    This book covers the life, thought, writings, and theology of Inenaeu, Tertullian, Origen, Athanasius, The Cappadocians, Augustine, Anselm, and Aquinas.
    The contributors are honest about the ones of whom they write. They show their great contributions to Christian theology, and they also show their errors. What I appreciated was that they seemed to deal fairly with some who have not been fairly dealt with. I am speaking specifically of Tertullian and Origen. Though not without their failures, these two are certainly rehabilitated through an examination of their lives and writings. Thankfully, we can find that they were not as bad as many of us have been told.
    In a time when the church is adrift theologically and many evangelicals fear the ancients, this book is a welcome help to those who are serious about Christian doctrine from an ancient perspective.
    This review copy provided freely by IVP with no expectation or demand of a positive review.

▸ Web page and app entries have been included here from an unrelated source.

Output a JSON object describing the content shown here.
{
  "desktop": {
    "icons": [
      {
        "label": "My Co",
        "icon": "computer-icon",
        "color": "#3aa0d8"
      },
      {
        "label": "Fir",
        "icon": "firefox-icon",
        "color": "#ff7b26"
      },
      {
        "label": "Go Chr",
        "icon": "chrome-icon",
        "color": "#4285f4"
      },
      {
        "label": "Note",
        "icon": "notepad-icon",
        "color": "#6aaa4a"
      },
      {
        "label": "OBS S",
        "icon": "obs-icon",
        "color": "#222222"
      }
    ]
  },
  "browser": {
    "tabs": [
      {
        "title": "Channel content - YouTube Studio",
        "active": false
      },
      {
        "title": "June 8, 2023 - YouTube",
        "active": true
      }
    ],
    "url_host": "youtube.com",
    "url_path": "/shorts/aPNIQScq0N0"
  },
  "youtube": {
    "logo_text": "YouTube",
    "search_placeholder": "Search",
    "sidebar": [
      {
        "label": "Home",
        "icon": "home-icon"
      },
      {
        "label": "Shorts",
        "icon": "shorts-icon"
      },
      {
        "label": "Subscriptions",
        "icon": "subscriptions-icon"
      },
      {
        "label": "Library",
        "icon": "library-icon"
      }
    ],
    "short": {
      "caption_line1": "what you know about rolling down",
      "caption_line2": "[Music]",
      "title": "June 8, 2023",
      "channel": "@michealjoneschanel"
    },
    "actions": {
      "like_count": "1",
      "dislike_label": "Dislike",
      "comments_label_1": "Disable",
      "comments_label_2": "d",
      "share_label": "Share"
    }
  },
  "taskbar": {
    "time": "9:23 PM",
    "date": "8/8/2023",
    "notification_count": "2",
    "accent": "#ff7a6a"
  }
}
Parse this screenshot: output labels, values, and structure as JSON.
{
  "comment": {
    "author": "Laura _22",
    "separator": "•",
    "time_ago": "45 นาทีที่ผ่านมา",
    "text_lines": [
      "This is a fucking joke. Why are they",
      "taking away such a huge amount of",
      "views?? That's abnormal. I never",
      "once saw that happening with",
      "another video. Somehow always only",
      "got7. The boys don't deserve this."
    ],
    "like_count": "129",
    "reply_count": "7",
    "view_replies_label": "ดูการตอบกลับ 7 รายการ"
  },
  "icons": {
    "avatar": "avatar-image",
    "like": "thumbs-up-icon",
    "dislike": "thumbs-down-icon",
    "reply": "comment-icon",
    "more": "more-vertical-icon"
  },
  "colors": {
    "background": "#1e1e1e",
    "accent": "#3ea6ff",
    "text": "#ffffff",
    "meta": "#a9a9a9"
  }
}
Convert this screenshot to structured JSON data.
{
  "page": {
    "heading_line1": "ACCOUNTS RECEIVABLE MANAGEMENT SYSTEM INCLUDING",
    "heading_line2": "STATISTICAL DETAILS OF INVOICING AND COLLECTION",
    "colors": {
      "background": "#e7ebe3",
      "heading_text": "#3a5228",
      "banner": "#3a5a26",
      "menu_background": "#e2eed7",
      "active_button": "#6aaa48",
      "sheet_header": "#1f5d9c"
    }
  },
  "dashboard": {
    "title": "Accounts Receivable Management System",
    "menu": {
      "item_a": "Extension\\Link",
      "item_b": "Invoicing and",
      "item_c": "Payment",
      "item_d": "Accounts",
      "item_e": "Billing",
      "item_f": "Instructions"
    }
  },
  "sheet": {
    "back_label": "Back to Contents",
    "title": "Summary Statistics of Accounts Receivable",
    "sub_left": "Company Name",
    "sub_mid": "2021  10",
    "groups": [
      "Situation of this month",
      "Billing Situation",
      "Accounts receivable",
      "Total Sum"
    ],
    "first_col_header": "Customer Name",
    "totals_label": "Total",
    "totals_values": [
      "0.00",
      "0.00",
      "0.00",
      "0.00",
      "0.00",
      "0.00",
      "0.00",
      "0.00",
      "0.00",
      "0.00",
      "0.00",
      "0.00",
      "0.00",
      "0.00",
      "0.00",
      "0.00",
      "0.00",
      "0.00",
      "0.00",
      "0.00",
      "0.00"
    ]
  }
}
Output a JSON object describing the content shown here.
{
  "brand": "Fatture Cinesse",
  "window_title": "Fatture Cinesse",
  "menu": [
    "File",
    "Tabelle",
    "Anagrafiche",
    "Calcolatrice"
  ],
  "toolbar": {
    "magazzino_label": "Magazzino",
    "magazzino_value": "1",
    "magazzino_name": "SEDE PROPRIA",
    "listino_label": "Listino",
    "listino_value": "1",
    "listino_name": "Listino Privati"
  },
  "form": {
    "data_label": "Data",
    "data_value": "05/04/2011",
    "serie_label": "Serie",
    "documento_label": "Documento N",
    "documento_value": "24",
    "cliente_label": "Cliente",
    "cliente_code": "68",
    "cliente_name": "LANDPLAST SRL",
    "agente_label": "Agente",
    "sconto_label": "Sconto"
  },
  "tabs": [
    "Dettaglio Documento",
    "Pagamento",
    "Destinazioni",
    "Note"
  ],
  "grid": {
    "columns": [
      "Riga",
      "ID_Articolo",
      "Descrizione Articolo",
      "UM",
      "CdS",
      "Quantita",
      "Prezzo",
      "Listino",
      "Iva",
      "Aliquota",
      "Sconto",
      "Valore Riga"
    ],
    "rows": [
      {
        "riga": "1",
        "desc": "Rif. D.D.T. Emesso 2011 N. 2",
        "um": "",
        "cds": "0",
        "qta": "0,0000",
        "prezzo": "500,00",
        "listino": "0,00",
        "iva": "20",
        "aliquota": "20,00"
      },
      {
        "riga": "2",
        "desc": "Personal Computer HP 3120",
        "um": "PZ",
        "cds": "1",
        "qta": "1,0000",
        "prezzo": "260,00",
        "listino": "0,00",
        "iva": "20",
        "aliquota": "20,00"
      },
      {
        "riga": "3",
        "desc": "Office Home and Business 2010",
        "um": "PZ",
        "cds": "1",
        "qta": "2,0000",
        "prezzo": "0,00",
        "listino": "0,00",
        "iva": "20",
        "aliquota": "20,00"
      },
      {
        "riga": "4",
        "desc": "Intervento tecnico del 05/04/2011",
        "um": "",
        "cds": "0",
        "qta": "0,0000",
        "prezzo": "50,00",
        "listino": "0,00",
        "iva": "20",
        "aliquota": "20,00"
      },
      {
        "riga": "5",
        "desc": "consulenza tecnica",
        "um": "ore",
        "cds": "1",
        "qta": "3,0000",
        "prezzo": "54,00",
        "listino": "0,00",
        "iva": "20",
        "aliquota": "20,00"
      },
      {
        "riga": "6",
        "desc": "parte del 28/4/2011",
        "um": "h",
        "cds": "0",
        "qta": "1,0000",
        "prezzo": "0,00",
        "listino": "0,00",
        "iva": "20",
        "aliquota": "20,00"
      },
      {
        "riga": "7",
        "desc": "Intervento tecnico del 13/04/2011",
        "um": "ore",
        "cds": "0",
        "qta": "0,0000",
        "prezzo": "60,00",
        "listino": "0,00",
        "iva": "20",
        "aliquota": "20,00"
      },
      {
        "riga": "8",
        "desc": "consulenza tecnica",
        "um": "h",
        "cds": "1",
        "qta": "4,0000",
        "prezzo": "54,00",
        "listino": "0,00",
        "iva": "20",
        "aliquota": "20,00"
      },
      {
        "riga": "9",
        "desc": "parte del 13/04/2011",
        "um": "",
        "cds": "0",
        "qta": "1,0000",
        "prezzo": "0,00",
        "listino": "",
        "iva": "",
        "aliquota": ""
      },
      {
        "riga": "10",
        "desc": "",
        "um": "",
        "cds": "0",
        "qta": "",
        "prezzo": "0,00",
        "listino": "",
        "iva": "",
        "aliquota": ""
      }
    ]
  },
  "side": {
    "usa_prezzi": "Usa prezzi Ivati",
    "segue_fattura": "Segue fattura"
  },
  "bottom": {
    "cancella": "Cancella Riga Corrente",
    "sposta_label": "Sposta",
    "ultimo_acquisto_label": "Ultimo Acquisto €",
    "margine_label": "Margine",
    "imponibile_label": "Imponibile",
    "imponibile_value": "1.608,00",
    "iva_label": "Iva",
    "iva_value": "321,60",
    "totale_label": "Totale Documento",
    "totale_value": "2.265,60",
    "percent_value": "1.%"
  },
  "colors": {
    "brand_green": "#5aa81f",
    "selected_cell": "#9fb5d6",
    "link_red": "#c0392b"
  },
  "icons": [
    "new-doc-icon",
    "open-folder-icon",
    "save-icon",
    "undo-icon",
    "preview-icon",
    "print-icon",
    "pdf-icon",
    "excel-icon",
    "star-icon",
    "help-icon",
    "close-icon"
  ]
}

  • Evangelicals have been blessed with the recent increase of studies on the early church fathers. For example, Michael Haykin's "Rediscovering the Church Fathers: Who They Were and How They Shaped the Church" and Bryan Litfin's "Getting to Know the Church Fathers: An Evangelical Introduction" both come to mind as recent good introductions. This is another important book in the study of the early church fathers, as it examines eight key theologians in the Christian tradition who have shaped what we believe today. The theologians included in this volume are the following (with the author in parenthesis):

    Irenaeus (W. Brian Shelton)
    Tertullian (Gerald Bray)
    Origen (Bryan Litfin)
    Athanasius (Carl Beckwith)
    The Cappadocians (Robert Letham)
    Augustine (Bradley G. Green)
    Anselm (David Hogg)
    Aquinas (Mark W. Elliott)

    Each entry contains a short biography introducing the theologian, an introduction to specific writings, and a theological analysis. The individual sections close with a bibliography for further research.

    To take an example, Brad Green's chapter is a good introduction to Augustine's thought. Covering almost 60 pages (pp. 235-292), Green provides a glimpse into key aspects of Augustine's life and theology. After surveying Augustine's life, Green examines some of the major points of his thought: God, Creation, Providence, Man, Grace and Salvation, Incarnation and Redemption, Church and Sacraments, Bible and Knowledge, and Civil Authority. In each case, although Green cannot go into detail, he does go to the important sections of quotes in Augustine's writings (such as the Confessions for aspects of salvation and City of God for issues related to Civil Authority). What I found helpful about the chapter is that it gives you the ability to see where something is in Augustine's massive writings, and go there for yourself. That is the benefit of an introductory volume like this, and each chapter does something along these lines.